• _Exercise data_:
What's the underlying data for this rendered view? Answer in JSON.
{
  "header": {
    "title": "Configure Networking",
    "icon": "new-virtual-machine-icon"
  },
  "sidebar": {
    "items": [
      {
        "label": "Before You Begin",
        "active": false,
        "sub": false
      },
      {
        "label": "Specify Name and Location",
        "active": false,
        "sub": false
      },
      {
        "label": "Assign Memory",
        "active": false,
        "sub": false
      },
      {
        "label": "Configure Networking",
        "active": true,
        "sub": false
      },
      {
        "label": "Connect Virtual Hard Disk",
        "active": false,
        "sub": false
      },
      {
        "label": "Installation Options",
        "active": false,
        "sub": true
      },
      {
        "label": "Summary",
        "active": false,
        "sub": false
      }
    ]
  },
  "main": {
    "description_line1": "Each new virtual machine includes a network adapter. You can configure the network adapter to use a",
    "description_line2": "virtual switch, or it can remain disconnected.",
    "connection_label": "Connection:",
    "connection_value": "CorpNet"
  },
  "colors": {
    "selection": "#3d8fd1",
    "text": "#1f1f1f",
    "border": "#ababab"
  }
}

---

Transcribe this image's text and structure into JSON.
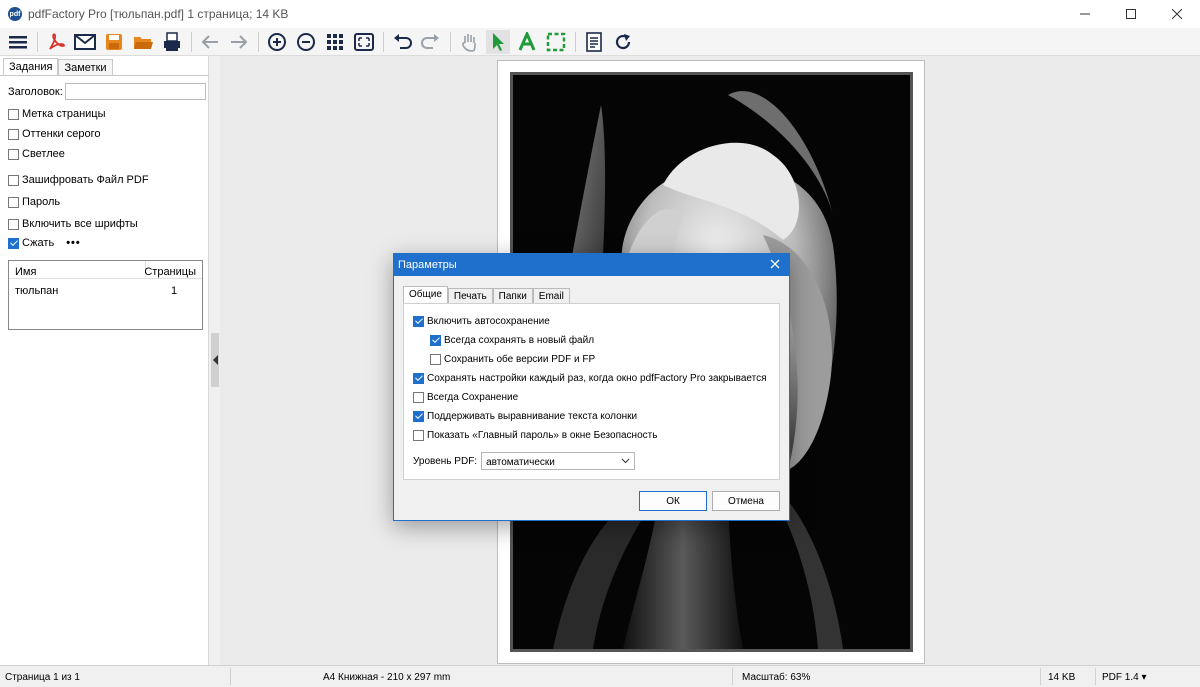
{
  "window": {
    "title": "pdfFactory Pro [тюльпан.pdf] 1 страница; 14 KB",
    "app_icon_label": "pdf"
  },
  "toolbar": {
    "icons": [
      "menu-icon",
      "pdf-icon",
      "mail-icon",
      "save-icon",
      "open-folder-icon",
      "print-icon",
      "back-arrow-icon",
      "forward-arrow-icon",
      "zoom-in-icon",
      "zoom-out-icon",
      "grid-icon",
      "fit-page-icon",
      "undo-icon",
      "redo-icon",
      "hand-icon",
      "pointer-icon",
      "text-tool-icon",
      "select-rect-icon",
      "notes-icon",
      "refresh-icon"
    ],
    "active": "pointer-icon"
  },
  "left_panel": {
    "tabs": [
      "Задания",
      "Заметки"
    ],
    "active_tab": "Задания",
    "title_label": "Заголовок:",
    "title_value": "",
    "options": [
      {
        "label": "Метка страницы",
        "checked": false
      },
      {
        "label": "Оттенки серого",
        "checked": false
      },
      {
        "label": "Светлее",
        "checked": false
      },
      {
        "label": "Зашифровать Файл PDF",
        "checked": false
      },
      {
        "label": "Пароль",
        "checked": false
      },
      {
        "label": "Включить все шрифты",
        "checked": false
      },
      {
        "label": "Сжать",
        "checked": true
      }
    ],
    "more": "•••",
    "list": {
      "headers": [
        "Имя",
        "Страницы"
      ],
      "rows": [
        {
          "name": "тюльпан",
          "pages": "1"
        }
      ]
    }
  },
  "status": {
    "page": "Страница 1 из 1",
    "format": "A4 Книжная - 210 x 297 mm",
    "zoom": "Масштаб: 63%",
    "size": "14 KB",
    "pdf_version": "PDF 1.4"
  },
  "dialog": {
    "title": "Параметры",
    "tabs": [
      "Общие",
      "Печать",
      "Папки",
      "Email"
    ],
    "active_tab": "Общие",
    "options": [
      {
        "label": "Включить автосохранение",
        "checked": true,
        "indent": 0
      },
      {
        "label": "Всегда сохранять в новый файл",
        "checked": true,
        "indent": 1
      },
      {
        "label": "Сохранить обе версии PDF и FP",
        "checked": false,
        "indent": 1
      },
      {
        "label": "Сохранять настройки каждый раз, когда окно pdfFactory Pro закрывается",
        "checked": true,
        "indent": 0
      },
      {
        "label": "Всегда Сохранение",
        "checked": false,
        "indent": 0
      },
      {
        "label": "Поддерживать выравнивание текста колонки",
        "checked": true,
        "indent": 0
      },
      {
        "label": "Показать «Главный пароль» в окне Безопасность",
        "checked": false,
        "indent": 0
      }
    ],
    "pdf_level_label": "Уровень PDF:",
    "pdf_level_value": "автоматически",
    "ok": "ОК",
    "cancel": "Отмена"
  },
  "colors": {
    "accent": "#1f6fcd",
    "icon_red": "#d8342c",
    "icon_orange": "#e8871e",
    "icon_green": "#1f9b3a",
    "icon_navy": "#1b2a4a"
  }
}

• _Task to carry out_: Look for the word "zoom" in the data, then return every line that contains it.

• _The completed task_:
      "zoom-in-icon",
      "zoom-out-icon",
    "zoom": "Масштаб: 63%",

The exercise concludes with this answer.